It started in 2013, when Shafer found that Faircom's data 'encryption' package was really just a poor attempt at obfuscating info and had exposed a dentist's office to data theft. The researcher scored a win when the FTC settled with Faircom over false advertising, but Shafer faced an FBI raid in 2016 when another dentist's office responded to Shafer's disclosure of a glaring security hole (an open FTP server) by claiming he had broken the law. Shafer learned the name of one of the agents involved, Nathan Hopp, and found out that the agent was also linked to the arrest of John Rivello over the attempt to attack journalist Kurt Eichenwald with a seizure-inducing tweet.
The researcher then searched for public data on Hopp, such as family connections, and shared it on Twitter. White, Lee and the other Twitter users mentioned in the tweet had started their own discussions about Hopp, and Shafer's one-emoji tweet was a response to Honcho's joke that Hopp is the "least busy FBI agent of all time." The DOJ believes that Shafer was effectively stalking Hopp by publishing the info he did, and it's collecting info from those other users simply because they were swept up in his tweets.
If it sounds ridiculous... well, you're not alone. The other five users weren't the ones looking up Hopp's info, and stalking charges would only hold up if prosecutors could prove Shafer had intended to harass or otherwise harm the FBI agent. That clearly wasn't the case here -- Shafer was looking things up out of curiosity, not as part of a doxxing attempt to punish Hopp for the raid. The comments on the criminal complaint even suggest that authorities know they don't have a good case.

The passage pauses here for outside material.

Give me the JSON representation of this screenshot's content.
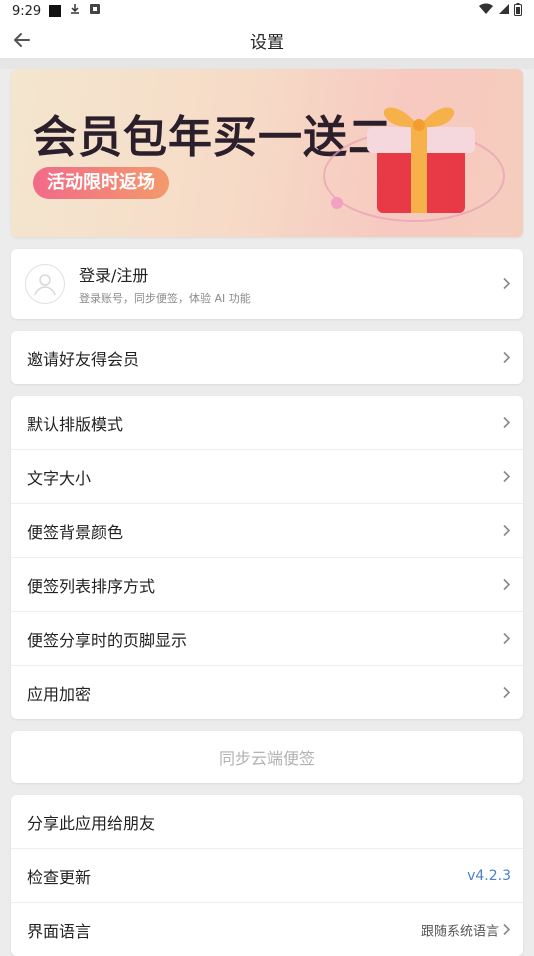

Whether or not this goes further isn't clear. The DOJ hadn't responded to a request for comment as of this writing, but Twitter pointed us to a tweet from Dissent Doe noting that the social network was fighting the subpoena. Still, that the subpoena exists at all is a little unsettling. Although there is the chance that Shafer's data hunt could have led to someone targeting Hopp, the complaint and the ensuing subpoena could be seen by outsiders as excessive. Does the DOJ really need to chase after Shafer, let alone sensitive info (such as connection data) for the people he talked to online? Intentionally or not, the DOJ is implying that any discussion of law enforcement agents' personal lives is forbidden, even if it's strictly aspects of those lives that are public knowledge.